### Instructions to follow
Whatever the records hold, copy it exactly and completely.

Content starts

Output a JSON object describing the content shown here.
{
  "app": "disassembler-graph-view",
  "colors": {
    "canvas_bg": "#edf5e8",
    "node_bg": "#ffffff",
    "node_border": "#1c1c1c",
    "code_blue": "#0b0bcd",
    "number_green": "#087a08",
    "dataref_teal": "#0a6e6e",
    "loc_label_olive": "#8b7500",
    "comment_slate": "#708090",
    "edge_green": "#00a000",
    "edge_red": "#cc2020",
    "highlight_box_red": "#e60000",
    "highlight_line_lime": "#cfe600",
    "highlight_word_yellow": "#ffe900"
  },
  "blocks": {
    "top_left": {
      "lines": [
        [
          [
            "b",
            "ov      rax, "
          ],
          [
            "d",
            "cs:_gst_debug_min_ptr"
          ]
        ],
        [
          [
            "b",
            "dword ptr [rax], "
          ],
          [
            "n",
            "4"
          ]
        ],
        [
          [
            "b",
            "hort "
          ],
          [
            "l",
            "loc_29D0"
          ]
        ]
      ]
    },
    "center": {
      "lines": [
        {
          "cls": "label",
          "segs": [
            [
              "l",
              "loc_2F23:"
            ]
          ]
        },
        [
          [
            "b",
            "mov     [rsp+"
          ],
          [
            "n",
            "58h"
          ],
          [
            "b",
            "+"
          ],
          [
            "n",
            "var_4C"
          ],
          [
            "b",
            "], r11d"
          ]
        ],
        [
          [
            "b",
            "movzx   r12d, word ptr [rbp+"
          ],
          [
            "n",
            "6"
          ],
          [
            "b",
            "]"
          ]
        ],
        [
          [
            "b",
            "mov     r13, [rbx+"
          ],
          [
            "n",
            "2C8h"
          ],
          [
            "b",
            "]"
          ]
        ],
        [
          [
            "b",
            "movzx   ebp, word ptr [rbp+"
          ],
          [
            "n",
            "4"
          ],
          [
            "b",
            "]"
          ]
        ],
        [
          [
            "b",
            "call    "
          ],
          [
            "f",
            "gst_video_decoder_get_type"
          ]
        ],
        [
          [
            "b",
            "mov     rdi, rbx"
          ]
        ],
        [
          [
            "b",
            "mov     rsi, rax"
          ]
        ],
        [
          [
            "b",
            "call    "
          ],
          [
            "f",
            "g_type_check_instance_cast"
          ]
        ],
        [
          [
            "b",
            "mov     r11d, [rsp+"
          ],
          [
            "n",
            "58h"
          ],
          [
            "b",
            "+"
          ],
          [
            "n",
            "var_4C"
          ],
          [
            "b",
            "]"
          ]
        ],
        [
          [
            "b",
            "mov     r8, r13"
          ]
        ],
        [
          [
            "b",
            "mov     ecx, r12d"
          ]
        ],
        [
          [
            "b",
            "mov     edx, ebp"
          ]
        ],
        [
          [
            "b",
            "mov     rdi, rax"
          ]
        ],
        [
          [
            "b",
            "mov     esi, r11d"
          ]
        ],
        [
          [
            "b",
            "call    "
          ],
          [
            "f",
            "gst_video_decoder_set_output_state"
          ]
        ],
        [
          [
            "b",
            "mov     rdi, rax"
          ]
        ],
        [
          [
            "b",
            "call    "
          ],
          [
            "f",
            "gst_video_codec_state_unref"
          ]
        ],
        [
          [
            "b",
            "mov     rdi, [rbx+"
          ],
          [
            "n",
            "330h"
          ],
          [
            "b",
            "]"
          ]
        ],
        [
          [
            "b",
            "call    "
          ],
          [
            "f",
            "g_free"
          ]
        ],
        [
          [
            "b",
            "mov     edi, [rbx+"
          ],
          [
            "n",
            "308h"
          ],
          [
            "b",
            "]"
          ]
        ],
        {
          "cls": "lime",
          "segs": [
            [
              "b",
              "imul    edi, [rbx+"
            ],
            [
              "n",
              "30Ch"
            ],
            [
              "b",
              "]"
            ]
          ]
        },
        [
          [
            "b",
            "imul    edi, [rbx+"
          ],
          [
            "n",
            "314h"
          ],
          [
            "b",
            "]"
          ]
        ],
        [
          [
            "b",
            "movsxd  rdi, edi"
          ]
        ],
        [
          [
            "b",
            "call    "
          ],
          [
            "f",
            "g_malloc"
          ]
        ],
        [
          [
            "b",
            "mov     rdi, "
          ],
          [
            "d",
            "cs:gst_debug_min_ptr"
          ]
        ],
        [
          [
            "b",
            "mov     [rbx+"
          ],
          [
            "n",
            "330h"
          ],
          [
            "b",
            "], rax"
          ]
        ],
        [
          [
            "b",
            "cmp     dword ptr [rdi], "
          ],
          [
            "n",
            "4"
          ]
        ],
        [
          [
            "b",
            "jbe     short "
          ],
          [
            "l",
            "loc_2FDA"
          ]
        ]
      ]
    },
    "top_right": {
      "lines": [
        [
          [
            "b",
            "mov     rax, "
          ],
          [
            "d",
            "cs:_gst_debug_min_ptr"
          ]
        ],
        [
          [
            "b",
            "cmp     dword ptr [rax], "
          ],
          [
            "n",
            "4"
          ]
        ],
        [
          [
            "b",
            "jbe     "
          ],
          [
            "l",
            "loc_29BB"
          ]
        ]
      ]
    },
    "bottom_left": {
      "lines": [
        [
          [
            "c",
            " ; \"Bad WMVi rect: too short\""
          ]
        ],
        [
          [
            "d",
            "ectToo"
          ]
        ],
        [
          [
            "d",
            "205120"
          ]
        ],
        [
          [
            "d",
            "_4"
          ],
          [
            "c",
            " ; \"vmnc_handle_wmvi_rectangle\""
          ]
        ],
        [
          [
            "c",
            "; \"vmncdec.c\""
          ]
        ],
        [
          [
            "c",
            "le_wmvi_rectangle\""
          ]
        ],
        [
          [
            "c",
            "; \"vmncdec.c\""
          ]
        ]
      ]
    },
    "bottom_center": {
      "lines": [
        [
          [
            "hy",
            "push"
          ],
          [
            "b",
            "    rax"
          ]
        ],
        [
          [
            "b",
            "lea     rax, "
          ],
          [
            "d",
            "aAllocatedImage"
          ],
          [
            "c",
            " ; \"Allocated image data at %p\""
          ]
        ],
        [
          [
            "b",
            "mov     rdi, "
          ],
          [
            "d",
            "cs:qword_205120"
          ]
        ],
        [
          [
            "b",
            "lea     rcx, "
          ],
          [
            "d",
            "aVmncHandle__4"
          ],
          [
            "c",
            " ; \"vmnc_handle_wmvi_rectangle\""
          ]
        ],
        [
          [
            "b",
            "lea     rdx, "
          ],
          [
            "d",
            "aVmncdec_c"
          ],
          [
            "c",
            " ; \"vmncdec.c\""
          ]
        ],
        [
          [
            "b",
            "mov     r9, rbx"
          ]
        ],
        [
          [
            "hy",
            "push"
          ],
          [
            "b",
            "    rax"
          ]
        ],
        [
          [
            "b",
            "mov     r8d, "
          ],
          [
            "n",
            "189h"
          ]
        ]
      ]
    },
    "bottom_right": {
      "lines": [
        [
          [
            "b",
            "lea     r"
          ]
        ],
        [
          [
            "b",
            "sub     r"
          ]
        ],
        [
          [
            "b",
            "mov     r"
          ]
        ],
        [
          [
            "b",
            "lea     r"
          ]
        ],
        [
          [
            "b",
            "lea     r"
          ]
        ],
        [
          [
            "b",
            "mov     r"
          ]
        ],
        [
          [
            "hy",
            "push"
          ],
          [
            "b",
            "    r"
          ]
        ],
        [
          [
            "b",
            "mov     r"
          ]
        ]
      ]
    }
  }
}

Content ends

### Your solution
Output a JSON object describing the content shown here.
{
  "app": "disassembler-graph-view",
  "colors": {
    "canvas_bg": "#edf5e8",
    "node_bg": "#ffffff",
    "node_border": "#1c1c1c",
    "code_blue": "#0b0bcd",
    "number_green": "#087a08",
    "dataref_teal": "#0a6e6e",
    "loc_label_olive": "#8b7500",
    "comment_slate": "#708090",
    "edge_green": "#00a000",
    "edge_red": "#cc2020",
    "highlight_box_red": "#e60000",
    "highlight_line_lime": "#cfe600",
    "highlight_word_yellow": "#ffe900"
  },
  "blocks": {
    "top_left": {
      "lines": [
        [
          [
            "b",
            "ov      rax, "
          ],
          [
            "d",
            "cs:_gst_debug_min_ptr"
          ]
        ],
        [
          [
            "b",
            "dword ptr [rax], "
          ],
          [
            "n",
            "4"
          ]
        ],
        [
          [
            "b",
            "hort "
          ],
          [
            "l",
            "loc_29D0"
          ]
        ]
      ]
    },
    "center": {
      "lines": [
        {
          "cls": "label",
          "segs": [
            [
              "l",
              "loc_2F23:"
            ]
          ]
        },
        [
          [
            "b",
            "mov     [rsp+"
          ],
          [
            "n",
            "58h"
          ],
          [
            "b",
            "+"
          ],
          [
            "n",
            "var_4C"
          ],
          [
            "b",
            "], r11d"
          ]
        ],
        [
          [
            "b",
            "movzx   r12d, word ptr [rbp+"
          ],
          [
            "n",
            "6"
          ],
          [
            "b",
            "]"
          ]
        ],
        [
          [
            "b",
            "mov     r13, [rbx+"
          ],
          [
            "n",
            "2C8h"
          ],
          [
            "b",
            "]"
          ]
        ],
        [
          [
            "b",
            "movzx   ebp, word ptr [rbp+"
          ],
          [
            "n",
            "4"
          ],
          [
            "b",
            "]"
          ]
        ],
        [
          [
            "b",
            "call    "
          ],
          [
            "f",
            "gst_video_decoder_get_type"
          ]
        ],
        [
          [
            "b",
            "mov     rdi, rbx"
          ]
        ],
        [
          [
            "b",
            "mov     rsi, rax"
          ]
        ],
        [
          [
            "b",
            "call    "
          ],
          [
            "f",
            "g_type_check_instance_cast"
          ]
        ],
        [
          [
            "b",
            "mov     r11d, [rsp+"
          ],
          [
            "n",
            "58h"
          ],
          [
            "b",
            "+"
          ],
          [
            "n",
            "var_4C"
          ],
          [
            "b",
            "]"
          ]
        ],
        [
          [
            "b",
            "mov     r8, r13"
          ]
        ],
        [
          [
            "b",
            "mov     ecx, r12d"
          ]
        ],
        [
          [
            "b",
            "mov     edx, ebp"
          ]
        ],
        [
          [
            "b",
            "mov     rdi, rax"
          ]
        ],
        [
          [
            "b",
            "mov     esi, r11d"
          ]
        ],
        [
          [
            "b",
            "call    "
          ],
          [
            "f",
            "gst_video_decoder_set_output_state"
          ]
        ],
        [
          [
            "b",
            "mov     rdi, rax"
          ]
        ],
        [
          [
            "b",
            "call    "
          ],
          [
            "f",
            "gst_video_codec_state_unref"
          ]
        ],
        [
          [
            "b",
            "mov     rdi, [rbx+"
          ],
          [
            "n",
            "330h"
          ],
          [
            "b",
            "]"
          ]
        ],
        [
          [
            "b",
            "call    "
          ],
          [
            "f",
            "g_free"
          ]
        ],
        [
          [
            "b",
            "mov     edi, [rbx+"
          ],
          [
            "n",
            "308h"
          ],
          [
            "b",
            "]"
          ]
        ],
        {
          "cls": "lime",
          "segs": [
            [
              "b",
              "imul    edi, [rbx+"
            ],
            [
              "n",
              "30Ch"
            ],
            [
              "b",
              "]"
            ]
          ]
        },
        [
          [
            "b",
            "imul    edi, [rbx+"
          ],
          [
            "n",
            "314h"
          ],
          [
            "b",
            "]"
          ]
        ],
        [
          [
            "b",
            "movsxd  rdi, edi"
          ]
        ],
        [
          [
            "b",
            "call    "
          ],
          [
            "f",
            "g_malloc"
          ]
        ],
        [
          [
            "b",
            "mov     rdi, "
          ],
          [
            "d",
            "cs:gst_debug_min_ptr"
          ]
        ],
        [
          [
            "b",
            "mov     [rbx+"
          ],
          [
            "n",
            "330h"
          ],
          [
            "b",
            "], rax"
          ]
        ],
        [
          [
            "b",
            "cmp     dword ptr [rdi], "
          ],
          [
            "n",
            "4"
          ]
        ],
        [
          [
            "b",
            "jbe     short "
          ],
          [
            "l",
            "loc_2FDA"
          ]
        ]
      ]
    },
    "top_right": {
      "lines": [
        [
          [
            "b",
            "mov     rax, "
          ],
          [
            "d",
            "cs:_gst_debug_min_ptr"
          ]
        ],
        [
          [
            "b",
            "cmp     dword ptr [rax], "
          ],
          [
            "n",
            "4"
          ]
        ],
        [
          [
            "b",
            "jbe     "
          ],
          [
            "l",
            "loc_29BB"
          ]
        ]
      ]
    },
    "bottom_left": {
      "lines": [
        [
          [
            "c",
            " ; \"Bad WMVi rect: too short\""
          ]
        ],
        [
          [
            "d",
            "ectToo"
          ]
        ],
        [
          [
            "d",
            "205120"
          ]
        ],
        [
          [
            "d",
            "_4"
          ],
          [
            "c",
            " ; \"vmnc_handle_wmvi_rectangle\""
          ]
        ],
        [
          [
            "c",
            "; \"vmncdec.c\""
          ]
        ],
        [
          [
            "c",
            "le_wmvi_rectangle\""
          ]
        ],
        [
          [
            "c",
            "; \"vmncdec.c\""
          ]
        ]
      ]
    },
    "bottom_center": {
      "lines": [
        [
          [
            "hy",
            "push"
          ],
          [
            "b",
            "    rax"
          ]
        ],
        [
          [
            "b",
            "lea     rax, "
          ],
          [
            "d",
            "aAllocatedImage"
          ],
          [
            "c",
            " ; \"Allocated image data at %p\""
          ]
        ],
        [
          [
            "b",
            "mov     rdi, "
          ],
          [
            "d",
            "cs:qword_205120"
          ]
        ],
        [
          [
            "b",
            "lea     rcx, "
          ],
          [
            "d",
            "aVmncHandle__4"
          ],
          [
            "c",
            " ; \"vmnc_handle_wmvi_rectangle\""
          ]
        ],
        [
          [
            "b",
            "lea     rdx, "
          ],
          [
            "d",
            "aVmncdec_c"
          ],
          [
            "c",
            " ; \"vmncdec.c\""
          ]
        ],
        [
          [
            "b",
            "mov     r9, rbx"
          ]
        ],
        [
          [
            "hy",
            "push"
          ],
          [
            "b",
            "    rax"
          ]
        ],
        [
          [
            "b",
            "mov     r8d, "
          ],
          [
            "n",
            "189h"
          ]
        ]
      ]
    },
    "bottom_right": {
      "lines": [
        [
          [
            "b",
            "lea     r"
          ]
        ],
        [
          [
            "b",
            "sub     r"
          ]
        ],
        [
          [
            "b",
            "mov     r"
          ]
        ],
        [
          [
            "b",
            "lea     r"
          ]
        ],
        [
          [
            "b",
            "lea     r"
          ]
        ],
        [
          [
            "b",
            "mov     r"
          ]
        ],
        [
          [
            "hy",
            "push"
          ],
          [
            "b",
            "    r"
          ]
        ],
        [
          [
            "b",
            "mov     r"
          ]
        ]
      ]
    }
  }
}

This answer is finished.